AmblyopiaAmblyopia or "lazy eye" is the decreased ability to see detail. During early childhood years the nerve pathway from the eye to the brain does not develop as it should which causes this condition. Amblyopia is by far the leading cause of decreased vision in children.
Amblyopia, or more commonly lazy eye, is poor vision in one or both eyes due to a lack of stimulation to the retina (the back inside surface of the eye that relays information to the brain) during the critical development period in childhood (from birth to around 7 - 8 years of age).
Common underlying causes of a lack of stimulation include squint (misalignment of the eye), uncorrected refractive error (e.g. long-sightedness or astigmatism), ptosis (droopy upper eyelid obscuring the pupil) and cataract.
It is very important that amblyopia is detected early (approximately before the age of 7 - 8years) in order to try to improve the weak vision. If amblyopia is not detected before this critical age, treatment is less likely to be effective.

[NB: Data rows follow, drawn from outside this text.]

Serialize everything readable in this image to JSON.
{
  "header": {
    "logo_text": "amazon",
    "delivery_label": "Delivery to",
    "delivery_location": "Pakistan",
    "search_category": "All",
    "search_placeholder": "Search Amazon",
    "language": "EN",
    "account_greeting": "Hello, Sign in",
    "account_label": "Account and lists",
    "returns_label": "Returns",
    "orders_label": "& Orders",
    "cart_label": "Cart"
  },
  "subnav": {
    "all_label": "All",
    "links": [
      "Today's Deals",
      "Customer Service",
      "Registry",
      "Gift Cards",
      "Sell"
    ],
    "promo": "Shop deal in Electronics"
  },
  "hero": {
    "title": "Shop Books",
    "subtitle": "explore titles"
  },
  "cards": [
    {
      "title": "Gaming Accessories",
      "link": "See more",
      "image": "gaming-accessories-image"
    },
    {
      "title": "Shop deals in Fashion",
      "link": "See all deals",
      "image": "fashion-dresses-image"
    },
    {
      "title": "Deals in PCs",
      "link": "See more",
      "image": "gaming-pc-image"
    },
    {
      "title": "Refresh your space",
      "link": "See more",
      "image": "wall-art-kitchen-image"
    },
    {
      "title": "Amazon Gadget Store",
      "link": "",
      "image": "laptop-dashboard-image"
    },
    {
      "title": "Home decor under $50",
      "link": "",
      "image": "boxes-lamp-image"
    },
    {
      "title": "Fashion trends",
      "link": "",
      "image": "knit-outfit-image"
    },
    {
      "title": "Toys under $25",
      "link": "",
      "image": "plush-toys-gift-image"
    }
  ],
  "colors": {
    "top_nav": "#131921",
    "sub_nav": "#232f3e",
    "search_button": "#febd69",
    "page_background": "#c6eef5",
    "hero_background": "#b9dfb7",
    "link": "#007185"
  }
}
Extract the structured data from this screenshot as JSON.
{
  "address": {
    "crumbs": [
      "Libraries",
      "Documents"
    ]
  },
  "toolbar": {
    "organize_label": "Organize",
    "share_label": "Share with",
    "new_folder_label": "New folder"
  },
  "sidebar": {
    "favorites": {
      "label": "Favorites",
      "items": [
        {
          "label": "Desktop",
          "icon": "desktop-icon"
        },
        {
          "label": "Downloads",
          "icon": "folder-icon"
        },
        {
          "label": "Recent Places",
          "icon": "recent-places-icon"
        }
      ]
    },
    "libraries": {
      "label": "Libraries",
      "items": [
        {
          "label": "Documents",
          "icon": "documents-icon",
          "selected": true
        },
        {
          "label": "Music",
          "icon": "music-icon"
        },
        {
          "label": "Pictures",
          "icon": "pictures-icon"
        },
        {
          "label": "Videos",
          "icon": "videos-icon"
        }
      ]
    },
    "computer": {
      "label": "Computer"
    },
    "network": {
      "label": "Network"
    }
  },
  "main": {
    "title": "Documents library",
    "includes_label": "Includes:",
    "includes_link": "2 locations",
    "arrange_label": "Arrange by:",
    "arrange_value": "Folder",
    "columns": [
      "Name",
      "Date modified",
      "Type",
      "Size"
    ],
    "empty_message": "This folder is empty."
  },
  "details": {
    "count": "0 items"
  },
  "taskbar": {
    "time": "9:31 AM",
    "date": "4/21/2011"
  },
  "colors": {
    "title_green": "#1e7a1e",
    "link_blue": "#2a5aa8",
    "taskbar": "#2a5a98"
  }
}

We tend to be a bit laissez-faire when it comes to our children’s vision; the childcare nurse or the school will pick up any problem, we often assume. But unfortunately, many kids fall through the cracks.
Prism lenses may be prescribed by your optometrist for your eye glasses for double vision (or diplopia) depending on the eye condition you may have. Are you wondering how prism glasses work?
If only there were one perfect pair of glasses that provided clear vision for everything. Just imagine it; clear vision to drive, use digital devices, read the back of a medicine bottle or change a washer under the kitchen sink.
Keratoconus, a pathological thinning of the cornea, directly affects about 12,000 Australians, with many times this number undiagnosed. But the impact of this disease often extends beyond the sufferer to their family and colleagues.